If you're an active member of the military who spends extended time away from home, you may have a unique relationship and situation with your pet that deserves special attention. Many residents will have no problem arranging for neighbors or friends to care for their pets while they are gone for long periods, but some pets require stay-in sitters if they get anxious or need special care. You may want to consider renting a base housing apartment with an extra room to use for guests and sitters while you are gone. It can be a pain to rearrange your own room and things each time you need to leave. Setting up a guest room with fresh bedding and furniture will make it easier for you to pick up and go when you are needed. Another thing to consider is the square feet available in your future apartment. Do you have a really active dog? Do you have two cats that need a lot of space away from each other? A larger apartment may be the best choice for you.
In addition, there are a wide range of fees and fee types associated with pets in apartments. If you have a very large dog, make sure you review the weight and size limit specified by the leasing office. You do not want to sign a lease that excludes your best friend! Some military housing apartments have limits on the number of cats in an apartment, usually around two or three. Don't want to pay a monthly fee and prefer a flat fee at the beginning of your move-in? Make sure you choose an apartment that offers the type of fee you agree with. A monthly fee may be a better choice for someone who plans to only stay for a short time and not be under an annual lease, while a flat fee is better for residents who do not intend to move out again in the near future.

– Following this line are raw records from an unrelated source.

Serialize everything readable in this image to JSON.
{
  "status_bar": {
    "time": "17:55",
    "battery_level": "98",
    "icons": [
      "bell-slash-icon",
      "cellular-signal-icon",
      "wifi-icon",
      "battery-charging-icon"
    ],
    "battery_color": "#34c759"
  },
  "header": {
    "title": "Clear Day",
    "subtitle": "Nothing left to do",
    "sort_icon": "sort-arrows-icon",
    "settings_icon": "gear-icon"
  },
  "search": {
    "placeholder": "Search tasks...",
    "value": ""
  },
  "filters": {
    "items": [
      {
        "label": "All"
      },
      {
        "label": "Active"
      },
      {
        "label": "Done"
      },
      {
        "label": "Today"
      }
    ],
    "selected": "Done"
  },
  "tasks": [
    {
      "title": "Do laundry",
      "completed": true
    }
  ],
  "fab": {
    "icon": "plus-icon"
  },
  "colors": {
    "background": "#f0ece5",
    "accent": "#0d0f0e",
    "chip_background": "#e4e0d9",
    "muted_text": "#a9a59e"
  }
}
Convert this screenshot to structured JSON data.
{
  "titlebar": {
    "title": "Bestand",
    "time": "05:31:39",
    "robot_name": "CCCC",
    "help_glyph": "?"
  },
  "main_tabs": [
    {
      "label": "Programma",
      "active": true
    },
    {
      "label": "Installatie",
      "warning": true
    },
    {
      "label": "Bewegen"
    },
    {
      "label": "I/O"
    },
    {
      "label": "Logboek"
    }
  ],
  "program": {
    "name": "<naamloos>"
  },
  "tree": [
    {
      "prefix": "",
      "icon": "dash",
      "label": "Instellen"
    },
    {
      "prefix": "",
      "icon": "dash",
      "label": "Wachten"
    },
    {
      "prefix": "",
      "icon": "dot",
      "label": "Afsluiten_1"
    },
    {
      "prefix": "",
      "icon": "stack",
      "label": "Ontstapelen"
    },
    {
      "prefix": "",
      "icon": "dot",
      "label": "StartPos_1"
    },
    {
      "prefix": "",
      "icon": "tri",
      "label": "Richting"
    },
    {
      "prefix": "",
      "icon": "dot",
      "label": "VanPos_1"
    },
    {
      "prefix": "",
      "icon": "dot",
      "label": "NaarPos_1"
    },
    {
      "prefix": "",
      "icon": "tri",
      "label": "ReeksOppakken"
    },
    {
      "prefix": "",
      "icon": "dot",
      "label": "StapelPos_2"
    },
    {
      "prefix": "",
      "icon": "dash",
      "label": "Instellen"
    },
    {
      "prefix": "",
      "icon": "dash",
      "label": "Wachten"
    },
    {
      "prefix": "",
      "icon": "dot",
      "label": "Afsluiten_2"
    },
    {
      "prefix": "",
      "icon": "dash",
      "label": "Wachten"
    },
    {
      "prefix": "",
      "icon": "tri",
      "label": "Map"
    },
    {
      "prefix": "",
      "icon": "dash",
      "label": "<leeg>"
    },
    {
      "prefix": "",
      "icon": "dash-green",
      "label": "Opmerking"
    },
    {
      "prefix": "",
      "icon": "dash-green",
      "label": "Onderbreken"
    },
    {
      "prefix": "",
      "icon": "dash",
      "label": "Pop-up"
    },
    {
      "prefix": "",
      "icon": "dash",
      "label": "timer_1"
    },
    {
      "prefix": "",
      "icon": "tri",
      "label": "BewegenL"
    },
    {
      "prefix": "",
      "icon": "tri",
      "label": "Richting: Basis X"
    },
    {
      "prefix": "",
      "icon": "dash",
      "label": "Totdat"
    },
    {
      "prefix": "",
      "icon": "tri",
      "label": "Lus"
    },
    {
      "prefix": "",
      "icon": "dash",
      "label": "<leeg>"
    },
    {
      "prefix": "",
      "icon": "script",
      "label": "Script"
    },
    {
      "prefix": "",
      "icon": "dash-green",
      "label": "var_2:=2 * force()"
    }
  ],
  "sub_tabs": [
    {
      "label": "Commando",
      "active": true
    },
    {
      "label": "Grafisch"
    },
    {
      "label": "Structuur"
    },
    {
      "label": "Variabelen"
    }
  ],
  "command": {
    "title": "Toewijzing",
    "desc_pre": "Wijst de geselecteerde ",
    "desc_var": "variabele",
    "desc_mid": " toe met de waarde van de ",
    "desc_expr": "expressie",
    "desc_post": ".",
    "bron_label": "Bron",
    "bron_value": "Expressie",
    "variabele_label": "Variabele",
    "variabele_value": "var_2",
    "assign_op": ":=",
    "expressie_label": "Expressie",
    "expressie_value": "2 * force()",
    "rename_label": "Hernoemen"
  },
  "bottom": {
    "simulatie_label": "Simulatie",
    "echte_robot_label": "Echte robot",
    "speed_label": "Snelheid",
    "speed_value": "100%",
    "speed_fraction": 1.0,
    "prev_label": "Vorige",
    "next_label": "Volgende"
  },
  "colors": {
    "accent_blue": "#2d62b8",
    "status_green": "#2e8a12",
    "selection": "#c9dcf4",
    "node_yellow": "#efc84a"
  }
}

Do you have an exotic species of pet, like a lizard, bird, or snake? The leasing office will be able to tell you their policies on exotic pets, so make sure you tell them all the details before signing a lease. Some base housing apartments limit aquarium or vivarium size to a certain amount, like 20 or 40 gallons. We know some snakes and lizards require very large housing accommodations, so this is an important thing to consider before you move. It is helpful to bring a picture of your pet and some additional information about their setup when searching for apartments.
In summary, make sure you discuss your pet needs in detail with the leasing office before making a decision. Review the documents you are signing for fees and pet requirements. We hope you and your best friend(s) find the perfect new base housing place!